The Canada Labour Code Remedy


The Statute

The Canada Labour Code sets the qualifiers which are required for an Unjust Dismissal complaint by s. 240(1) of the Canada Labour Code.

This requires, presuming federal jurisdiction:

  1. An employment relationship;
  2. An act of termination;
  3. Employment which has been at least consecutive 12 months; and
  4. The person is not a union member;
  5. 167(3) states that Division XIV does not apply to employees who are managers.

There is a time limit for the making of the complaint, which is set at 90 days by S. 240(2). This may be extended if the employee had made a complaint within the time period to the wrong entity. S. 240(3)a. There is also contemplated a regulation which may further detail the reasons for the extension, but none have been passed.

The Code was amended as of July 29, 2019. All complaints commenced after this date come before the Canadian Industrial Review Board.

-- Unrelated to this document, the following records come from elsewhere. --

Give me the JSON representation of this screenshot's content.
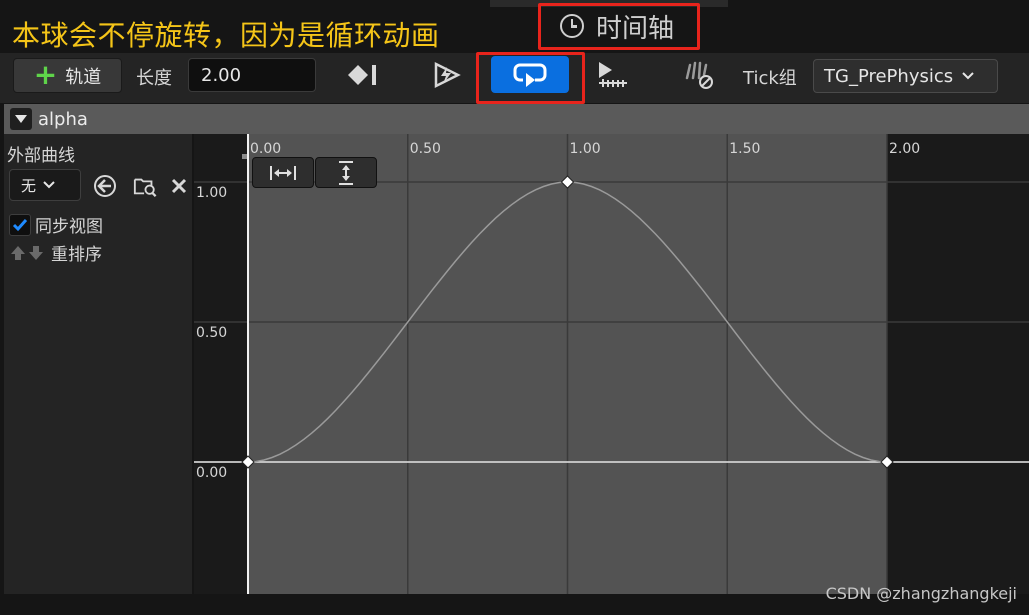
{
  "annotation": {
    "note": "本球会不停旋转，因为是循环动画",
    "highlight_color": "#e8241c",
    "note_color": "#f5c518"
  },
  "tab": {
    "title": "时间轴",
    "icon": "clock-icon"
  },
  "toolbar": {
    "add_track_label": "轨道",
    "length_label": "长度",
    "length_value": "2.00",
    "tick_label": "Tick组",
    "tick_group_value": "TG_PrePhysics",
    "loop_active": true,
    "loop_color": "#0a6fe0",
    "icons": [
      "add-key-icon",
      "autoplay-icon",
      "loop-icon",
      "use-last-keyframe-icon",
      "ignore-time-dilation-icon"
    ]
  },
  "track": {
    "name": "alpha"
  },
  "left_panel": {
    "external_curve_label": "外部曲线",
    "external_curve_value": "无",
    "sync_view_label": "同步视图",
    "sync_view_checked": true,
    "reorder_label": "重排序"
  },
  "chart_data": {
    "type": "line",
    "x_ticks": [
      "0.00",
      "0.50",
      "1.00",
      "1.50",
      "2.00"
    ],
    "y_ticks": [
      "1.00",
      "0.50",
      "0.00"
    ],
    "keys": [
      {
        "time": 0.0,
        "value": 0.0
      },
      {
        "time": 1.0,
        "value": 1.0
      },
      {
        "time": 2.0,
        "value": 0.0
      }
    ],
    "xlim": [
      0,
      2
    ],
    "ylim": [
      0,
      1
    ],
    "grid": true
  },
  "watermark": "CSDN @zhangzhangkeji"
}
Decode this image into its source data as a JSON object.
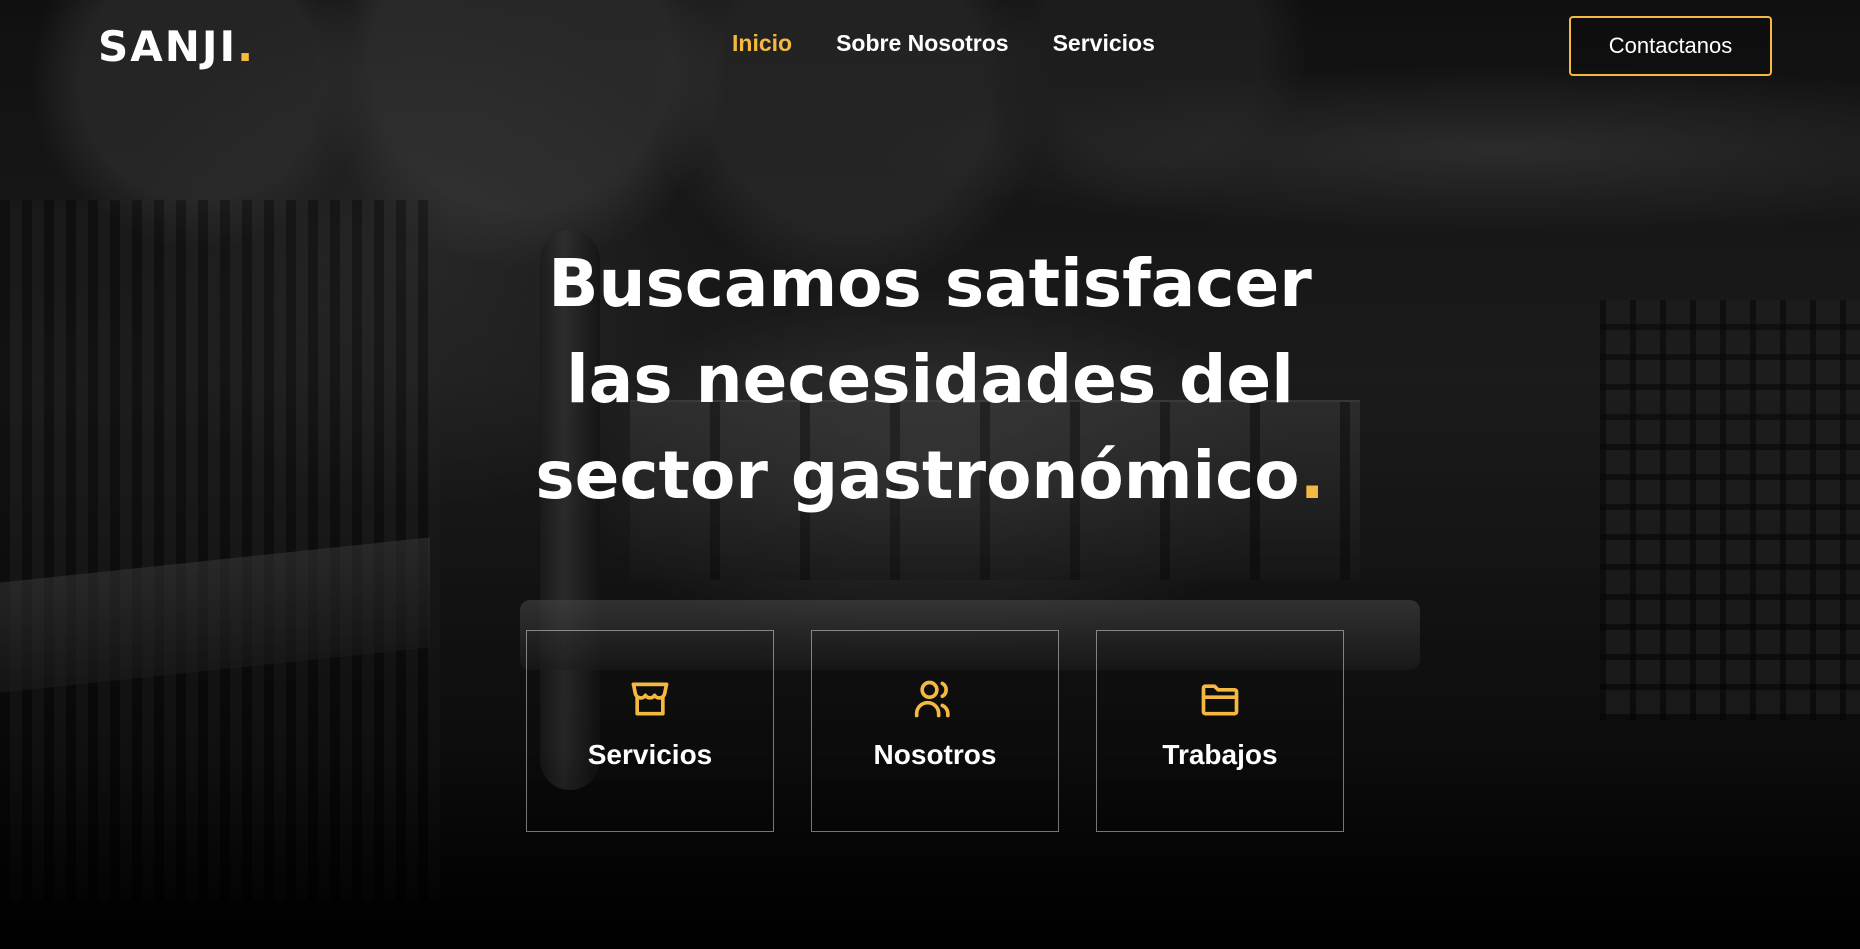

Previously, independent adjudicators had been used to conduct the hearings.

The person dismissed, or the CIRB, may request from the employer the reasons for dismissal, which must be given within 15 days by S. 241(1).

There is a mandatory obligation upon the CIRB to try to settle the complaint, failing which either party may request a hearing, which must be allowed, subject to the exceptions below. S. 241(3) The purpose of this process is not only to attempt to settle the complaint, but also to consider whether the complaint may be frivolous or vexatious or clearly without merit and to prevent a hearing in such examples. 1

Once the Board has received the complaint, a hearing is not compelled. The Board must still dismiss the complaint where:

  1. The complaint is not within its jurisdiction;
  2. The Complaint is frivolous or vexatious;
  3. The complaint has been settled in writing;
  4. There are other means available to the employee to resolve the subject matter of the complaint that the Board believes should be pursued;
  5. The subject matter has been previously considered before another judicial or administrative body;
  6. The Board has previously suspended the complaint.

There is no jurisdiction given to the Board where the employee has been “laid off because of lack or work or because the discontinuance of a function” or there exists a procedure for redress under another part of the Code or any other federal act. S.241.2 (3.1)

The remedy powers of the Board are based on a finding of unjust dismissal. They are:

  1. It may order the employer to pay compensation which would otherwise have been paid, but for the dismissal;
  2. Reinstate the employee;
  3. Do any other “like thing that is equitable” to counter the consequence of the dismissal.

Notably the power to provide a remedy is premised on a finding of unjust dismissal. Should the Board see the dismissal as just, it is powerless, even to order costs against the employee. S. 242(4)

The Code proposes to deny the right of review, but this provision is routinely seen as unenforceable. A review will be allowed by judicial review principles.